ROCKVILLE, Md. — Brian Murphy attended Catholic Mass regularly, both before and after he took 12 bullets while trying to defend a Sikh temple in Wisconsin from a gunman in 2012.
But he says the principles he’s learned from the Sikh temple have helped his recovery.
Now, a Maryland-based Sikh organization has honored the retired police officer for his service when a gunman killed six worshippers at the Sikh Temple of Wisconsin.
The Guru Gobind Singh Foundation, a Maryland-based Sikh advocacy organization, honored Murphy on Sunday (April 13) — on Vaisakhi Day, a Sikh holy day — with a Sewa (service) Award, given annually to someone who has contributed to the Sikh community.
“We are highly grateful to him for his sacrifice and exemplary service to the law and order and providing protection to all citizens of Oak Creek, including the members of the Sikh community in Wisconsin,” said Inder Paul Singh Gadh, chairman of the foundation.
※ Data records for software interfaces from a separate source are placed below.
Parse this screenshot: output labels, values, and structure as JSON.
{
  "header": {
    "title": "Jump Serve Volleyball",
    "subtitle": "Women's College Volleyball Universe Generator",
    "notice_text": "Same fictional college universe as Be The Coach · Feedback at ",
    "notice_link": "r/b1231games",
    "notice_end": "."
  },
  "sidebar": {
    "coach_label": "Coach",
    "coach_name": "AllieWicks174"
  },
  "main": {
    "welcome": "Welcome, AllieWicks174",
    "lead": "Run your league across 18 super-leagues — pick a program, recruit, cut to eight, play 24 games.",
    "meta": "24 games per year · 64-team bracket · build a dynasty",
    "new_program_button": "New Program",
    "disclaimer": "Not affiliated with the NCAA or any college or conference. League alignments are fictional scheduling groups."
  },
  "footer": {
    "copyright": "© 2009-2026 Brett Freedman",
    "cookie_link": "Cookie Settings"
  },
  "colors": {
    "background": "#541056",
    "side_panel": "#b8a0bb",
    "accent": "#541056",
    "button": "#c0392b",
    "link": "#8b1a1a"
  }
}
Murphy, the first officer on the scene, deterred what could have been a “much bigger massacre of Sikhs who were still trapped inside the gurdwara,” Gadh said.
In an interview before the ceremony, Murphy, 52, said he appreciates the foundation’s gesture.
“For them to take the time out to acknowledge my role in what happened is a very humbling experience,” said Murphy, who now speaks with a raspy reconstructed voice after one of the bullets traveled through his vocal chords and esophagus.
He was impressed that the Sikhs of Oak Creek forgave the gunman, Wade Michael Page, who killed himself in the temple’s parking lot.
“I wasn’t as quick to do that,” said the 22-year veteran of the Oak Creek Police Department, who retired with a medical pension in June after getting shot on what normally would have been his day off. “I have, but it took a lot longer.”
Through his new friendships with Sikhs — he has been back to the temple for visits since the shooting — he has come to embrace their principle of “Chardhi Kala,” which he defines as “optimism even in the face of great adversity.”Comment on this story
“That’s what helped me the most, even through the rehabilitation process,” he said. “I’ve changed much for the better.”
While holding firm to his Catholic faith, Murphy said he now sees commonalities between his religion and that of the Sikh worshippers who came to the temple on Aug. 5, 2012. The two faiths share many attributes, such as protecting, serving and living a virtuous life, he said.
“Sometimes I think we all like to think we have our own separate God,” he said. “I think (God’s) an amalgamation of all.”